A pacemaker is used to treat a heart that beats too slowly. This condition is called bradyarrhythmia. The pacemaker is implanted under the skin of your chest with wires attached into the heart. It monitors your heartbeat and provides electrical stimulation when it beats too slowly or stops, according to St. Jude Medical. Its power is supplied by a battery that must periodically be replaced.
Most pacemaker batteries last between seven and 11 years before they need replacing, according to the Vanderbilt Medical Center. Your doctor will check your pacemaker battery during regular check-ups. According to the Cardiology Associates, an electric wand is placed over your pacemaker to collect information stored in the computer chip. At the same time, it is collecting information on the battery charge.
You may also be able to use special equipment to transmit your pacemaker data over the telephone to your doctor. This way you can regularly monitor your pacemaker without scheduling an office visit, though most doctors suggest that you still schedule an in-person visit at least once a year.
When the battery is running low, it sends a special signal that lets your doctor know you need a replacement.

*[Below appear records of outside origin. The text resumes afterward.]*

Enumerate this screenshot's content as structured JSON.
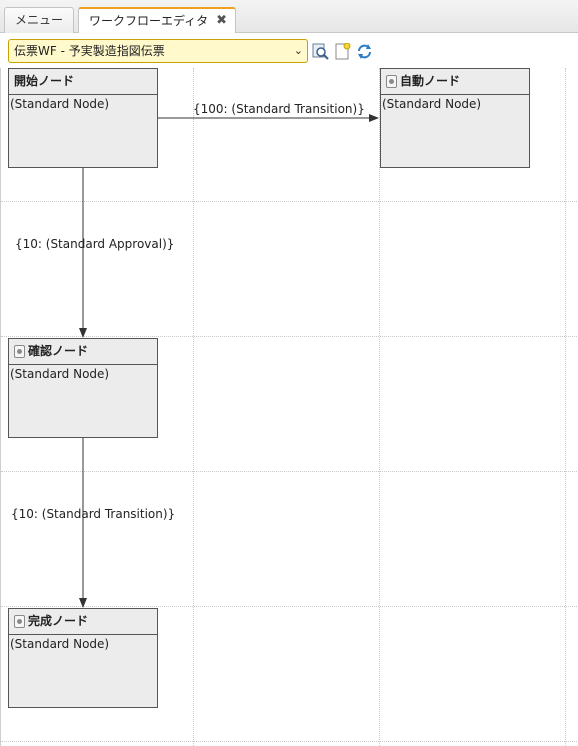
{
  "tabs": [
    {
      "label": "メニュー"
    },
    {
      "label": "ワークフローエディタ",
      "close": "✖"
    }
  ],
  "toolbar": {
    "workflow_select": "伝票WF - 予実製造指図伝票",
    "icons": [
      "search-zoom-icon",
      "new-document-icon",
      "refresh-icon"
    ]
  },
  "nodes": {
    "start": {
      "title": "開始ノード",
      "type": "(Standard Node)"
    },
    "auto": {
      "title": "自動ノード",
      "type": "(Standard Node)"
    },
    "confirm": {
      "title": "確認ノード",
      "type": "(Standard Node)"
    },
    "complete": {
      "title": "完成ノード",
      "type": "(Standard Node)"
    }
  },
  "edges": {
    "start_to_auto": "{100: (Standard Transition)}",
    "start_to_confirm": "{10: (Standard Approval)}",
    "confirm_to_complete": "{10: (Standard Transition)}"
  },
  "colors": {
    "active_tab_accent": "#f0a020",
    "select_background": "#fff9cc",
    "node_fill": "#ececec"
  }
}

After your pacemaker signals the battery is weakening, you will have time to see your doctor and schedule replacement surgery. The battery will not immediately quit working.
The pacemaker is hermetically sealed and the majority of it is actually the lithium-iodide battery, so replacing the battery means replacing the pacemaker itself. This surgery is generally less invasive than the original implantation and can be done on an outpatient basis. You should be able to go home the same day.
The leads or wires attached to the heart are left in place and reconnected to the new pacemaker, making the procedure less time consuming. Attaching the original wires into the heart took the bulk of the operation time for the first pacemaker, so leaving them in place to be reconnected to the new unit shortens the procedure.
While you may be given sedatives to relax, many doctors prefer that you remain awake during the procedure so that you do not need to risk full anesthesia. Your recovery should be much quicker if you do not undergo anesthesia. You will be given a local medication to number the area around the heart and you should not feel any discomfort.
Recovery for pacemaker battery replacement generally takes just a few days. However, if you also need the wires replaced, then the surgery will be more similar to that of the original implantation.
How to Recover After a Pacemaker
No matter what type of pacemaker (or defibrillator for that matter) you now have implanted, the follow-up care is the same as...
Battery Replacement Procedures
Many consumer electronics nowadays use rechargeable batteries, so you don't need to spend money and resources replacing the batteries every few weeks....
How Does a Doctor Install a Pacemaker?
While it might at first seem frightening, the procedure to implant a pacemaker is quick and relatively easy to recover from. The...